▶ Exercise prompt
Your answer should consist of the lines in the following data that contain "icon".

─── Exercise inputs ───

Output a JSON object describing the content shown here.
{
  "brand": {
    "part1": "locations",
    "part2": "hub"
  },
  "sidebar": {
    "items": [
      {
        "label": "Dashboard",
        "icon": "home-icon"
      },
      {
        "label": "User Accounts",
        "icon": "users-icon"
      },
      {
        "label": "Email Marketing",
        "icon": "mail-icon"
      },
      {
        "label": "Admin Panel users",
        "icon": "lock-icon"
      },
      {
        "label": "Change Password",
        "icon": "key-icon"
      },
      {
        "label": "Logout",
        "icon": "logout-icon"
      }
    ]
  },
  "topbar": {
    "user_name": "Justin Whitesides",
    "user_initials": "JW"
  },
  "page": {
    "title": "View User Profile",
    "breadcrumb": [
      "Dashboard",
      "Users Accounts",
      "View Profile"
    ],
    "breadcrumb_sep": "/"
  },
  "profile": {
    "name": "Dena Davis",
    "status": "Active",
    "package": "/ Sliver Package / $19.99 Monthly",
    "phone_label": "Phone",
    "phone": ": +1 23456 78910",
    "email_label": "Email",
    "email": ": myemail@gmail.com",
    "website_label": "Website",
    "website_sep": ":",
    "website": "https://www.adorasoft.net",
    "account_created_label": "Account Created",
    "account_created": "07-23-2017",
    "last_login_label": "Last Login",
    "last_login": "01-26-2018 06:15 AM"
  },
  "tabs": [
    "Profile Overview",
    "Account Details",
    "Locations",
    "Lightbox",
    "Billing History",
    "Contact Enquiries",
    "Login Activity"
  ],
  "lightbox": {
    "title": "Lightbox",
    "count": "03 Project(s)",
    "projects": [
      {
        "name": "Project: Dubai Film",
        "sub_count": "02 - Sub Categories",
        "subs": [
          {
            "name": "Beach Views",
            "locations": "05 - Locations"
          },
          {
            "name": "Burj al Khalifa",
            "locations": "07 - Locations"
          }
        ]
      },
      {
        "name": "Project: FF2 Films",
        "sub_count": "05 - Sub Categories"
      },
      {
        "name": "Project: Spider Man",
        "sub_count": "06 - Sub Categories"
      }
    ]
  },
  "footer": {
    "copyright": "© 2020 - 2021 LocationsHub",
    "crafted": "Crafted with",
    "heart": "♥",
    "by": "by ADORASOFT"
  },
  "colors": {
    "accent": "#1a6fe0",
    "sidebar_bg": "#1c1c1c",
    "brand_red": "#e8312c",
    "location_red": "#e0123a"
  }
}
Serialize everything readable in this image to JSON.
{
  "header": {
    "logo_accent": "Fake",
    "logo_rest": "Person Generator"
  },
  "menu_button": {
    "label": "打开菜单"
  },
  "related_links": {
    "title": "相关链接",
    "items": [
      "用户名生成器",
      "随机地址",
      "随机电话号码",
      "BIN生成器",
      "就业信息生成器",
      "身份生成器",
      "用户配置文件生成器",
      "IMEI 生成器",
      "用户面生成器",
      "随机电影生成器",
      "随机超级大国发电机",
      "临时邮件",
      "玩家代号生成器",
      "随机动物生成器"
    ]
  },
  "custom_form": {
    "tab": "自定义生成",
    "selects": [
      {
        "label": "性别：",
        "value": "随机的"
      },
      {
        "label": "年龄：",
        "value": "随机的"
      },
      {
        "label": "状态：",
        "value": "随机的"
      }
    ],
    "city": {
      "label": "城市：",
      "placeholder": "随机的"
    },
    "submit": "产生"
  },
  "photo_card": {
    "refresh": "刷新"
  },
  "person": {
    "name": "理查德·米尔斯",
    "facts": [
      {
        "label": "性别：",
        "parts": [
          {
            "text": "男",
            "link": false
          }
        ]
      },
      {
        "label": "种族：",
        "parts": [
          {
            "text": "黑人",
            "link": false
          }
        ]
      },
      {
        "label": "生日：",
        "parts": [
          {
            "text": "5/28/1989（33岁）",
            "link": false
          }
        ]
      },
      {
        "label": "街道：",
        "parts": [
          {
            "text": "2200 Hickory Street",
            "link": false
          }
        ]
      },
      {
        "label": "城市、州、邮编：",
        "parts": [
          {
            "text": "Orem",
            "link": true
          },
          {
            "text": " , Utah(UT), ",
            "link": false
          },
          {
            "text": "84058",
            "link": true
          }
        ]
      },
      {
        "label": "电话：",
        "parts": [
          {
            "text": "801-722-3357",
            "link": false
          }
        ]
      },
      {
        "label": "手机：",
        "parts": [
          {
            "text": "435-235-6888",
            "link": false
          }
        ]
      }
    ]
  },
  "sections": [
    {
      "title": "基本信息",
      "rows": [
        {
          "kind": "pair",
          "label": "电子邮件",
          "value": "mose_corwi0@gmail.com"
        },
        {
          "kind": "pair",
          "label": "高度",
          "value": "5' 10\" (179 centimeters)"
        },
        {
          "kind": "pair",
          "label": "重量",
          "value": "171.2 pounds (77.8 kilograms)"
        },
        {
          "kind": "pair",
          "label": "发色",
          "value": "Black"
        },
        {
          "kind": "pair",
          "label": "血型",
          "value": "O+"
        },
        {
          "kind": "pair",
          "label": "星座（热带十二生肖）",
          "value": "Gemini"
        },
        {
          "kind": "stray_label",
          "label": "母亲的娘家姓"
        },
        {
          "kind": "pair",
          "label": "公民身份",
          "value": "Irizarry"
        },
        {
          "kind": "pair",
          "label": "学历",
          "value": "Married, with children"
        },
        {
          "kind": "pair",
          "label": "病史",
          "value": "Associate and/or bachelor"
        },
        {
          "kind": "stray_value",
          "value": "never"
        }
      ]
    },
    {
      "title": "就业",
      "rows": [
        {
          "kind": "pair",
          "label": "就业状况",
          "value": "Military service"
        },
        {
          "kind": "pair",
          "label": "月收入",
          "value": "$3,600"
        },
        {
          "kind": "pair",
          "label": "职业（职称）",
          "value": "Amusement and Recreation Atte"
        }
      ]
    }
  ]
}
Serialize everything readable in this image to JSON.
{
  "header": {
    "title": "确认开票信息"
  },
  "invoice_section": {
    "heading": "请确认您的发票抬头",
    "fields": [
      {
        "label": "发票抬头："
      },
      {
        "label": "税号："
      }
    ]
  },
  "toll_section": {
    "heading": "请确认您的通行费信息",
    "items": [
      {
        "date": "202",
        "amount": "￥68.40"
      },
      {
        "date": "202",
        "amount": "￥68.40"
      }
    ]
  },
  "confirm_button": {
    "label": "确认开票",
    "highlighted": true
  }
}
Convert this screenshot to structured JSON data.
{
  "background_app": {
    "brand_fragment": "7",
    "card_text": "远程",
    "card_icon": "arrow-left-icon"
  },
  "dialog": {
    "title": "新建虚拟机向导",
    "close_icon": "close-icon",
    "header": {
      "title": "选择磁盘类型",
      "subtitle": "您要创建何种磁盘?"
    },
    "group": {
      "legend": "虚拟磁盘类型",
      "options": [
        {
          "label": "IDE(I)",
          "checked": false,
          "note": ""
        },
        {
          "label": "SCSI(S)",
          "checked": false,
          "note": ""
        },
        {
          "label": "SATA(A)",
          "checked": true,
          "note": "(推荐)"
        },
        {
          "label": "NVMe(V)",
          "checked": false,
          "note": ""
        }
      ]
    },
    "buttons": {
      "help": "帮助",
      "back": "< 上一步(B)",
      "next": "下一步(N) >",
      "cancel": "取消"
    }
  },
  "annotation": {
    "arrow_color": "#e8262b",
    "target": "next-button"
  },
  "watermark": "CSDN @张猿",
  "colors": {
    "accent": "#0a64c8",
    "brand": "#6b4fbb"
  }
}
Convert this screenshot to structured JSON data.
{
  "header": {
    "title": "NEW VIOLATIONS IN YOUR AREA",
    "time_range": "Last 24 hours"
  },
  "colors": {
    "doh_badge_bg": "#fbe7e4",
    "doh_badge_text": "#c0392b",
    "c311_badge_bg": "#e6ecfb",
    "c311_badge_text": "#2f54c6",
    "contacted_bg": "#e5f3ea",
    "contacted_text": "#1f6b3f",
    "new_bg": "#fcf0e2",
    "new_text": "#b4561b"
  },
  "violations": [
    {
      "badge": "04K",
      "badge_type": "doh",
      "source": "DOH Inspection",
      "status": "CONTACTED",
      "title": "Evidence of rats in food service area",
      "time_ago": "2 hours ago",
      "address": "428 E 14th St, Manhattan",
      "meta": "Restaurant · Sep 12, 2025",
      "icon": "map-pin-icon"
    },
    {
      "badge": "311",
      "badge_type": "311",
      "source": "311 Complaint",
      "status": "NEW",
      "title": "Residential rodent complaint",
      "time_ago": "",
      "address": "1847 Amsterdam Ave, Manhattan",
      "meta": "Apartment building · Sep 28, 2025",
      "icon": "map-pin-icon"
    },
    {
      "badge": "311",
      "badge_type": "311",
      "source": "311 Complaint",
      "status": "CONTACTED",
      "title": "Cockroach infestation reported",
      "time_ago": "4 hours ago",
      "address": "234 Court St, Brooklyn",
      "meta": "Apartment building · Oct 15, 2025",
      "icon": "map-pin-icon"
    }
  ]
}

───

▶ Your response
        "icon": "home-icon"
        "icon": "users-icon"
        "icon": "mail-icon"
        "icon": "lock-icon"
        "icon": "key-icon"
        "icon": "logout-icon"
    "card_icon": "arrow-left-icon"
    "close_icon": "close-icon",
      "icon": "map-pin-icon"
      "icon": "map-pin-icon"
      "icon": "map-pin-icon"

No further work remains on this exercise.